[Element data from apps and pages]
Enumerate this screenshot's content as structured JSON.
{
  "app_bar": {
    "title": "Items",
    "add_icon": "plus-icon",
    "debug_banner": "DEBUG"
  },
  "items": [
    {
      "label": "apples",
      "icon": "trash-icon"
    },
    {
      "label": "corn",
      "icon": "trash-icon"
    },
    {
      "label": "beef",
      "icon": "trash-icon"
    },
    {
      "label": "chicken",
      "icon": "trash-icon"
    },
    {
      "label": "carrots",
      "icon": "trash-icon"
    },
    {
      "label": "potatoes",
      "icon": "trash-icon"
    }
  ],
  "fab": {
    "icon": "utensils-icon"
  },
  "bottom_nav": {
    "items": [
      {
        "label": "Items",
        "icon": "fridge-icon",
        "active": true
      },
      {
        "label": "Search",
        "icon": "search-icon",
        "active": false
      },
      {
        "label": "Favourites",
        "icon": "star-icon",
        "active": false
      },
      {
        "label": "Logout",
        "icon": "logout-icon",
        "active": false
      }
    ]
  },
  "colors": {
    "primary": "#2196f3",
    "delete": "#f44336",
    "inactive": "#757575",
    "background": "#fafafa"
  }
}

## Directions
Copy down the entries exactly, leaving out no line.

## Exercise answer
Enumerate this screenshot's content as structured JSON.
{
  "app_bar": {
    "title": "Items",
    "add_icon": "plus-icon",
    "debug_banner": "DEBUG"
  },
  "items": [
    {
      "label": "apples",
      "icon": "trash-icon"
    },
    {
      "label": "corn",
      "icon": "trash-icon"
    },
    {
      "label": "beef",
      "icon": "trash-icon"
    },
    {
      "label": "chicken",
      "icon": "trash-icon"
    },
    {
      "label": "carrots",
      "icon": "trash-icon"
    },
    {
      "label": "potatoes",
      "icon": "trash-icon"
    }
  ],
  "fab": {
    "icon": "utensils-icon"
  },
  "bottom_nav": {
    "items": [
      {
        "label": "Items",
        "icon": "fridge-icon",
        "active": true
      },
      {
        "label": "Search",
        "icon": "search-icon",
        "active": false
      },
      {
        "label": "Favourites",
        "icon": "star-icon",
        "active": false
      },
      {
        "label": "Logout",
        "icon": "logout-icon",
        "active": false
      }
    ]
  },
  "colors": {
    "primary": "#2196f3",
    "delete": "#f44336",
    "inactive": "#757575",
    "background": "#fafafa"
  }
}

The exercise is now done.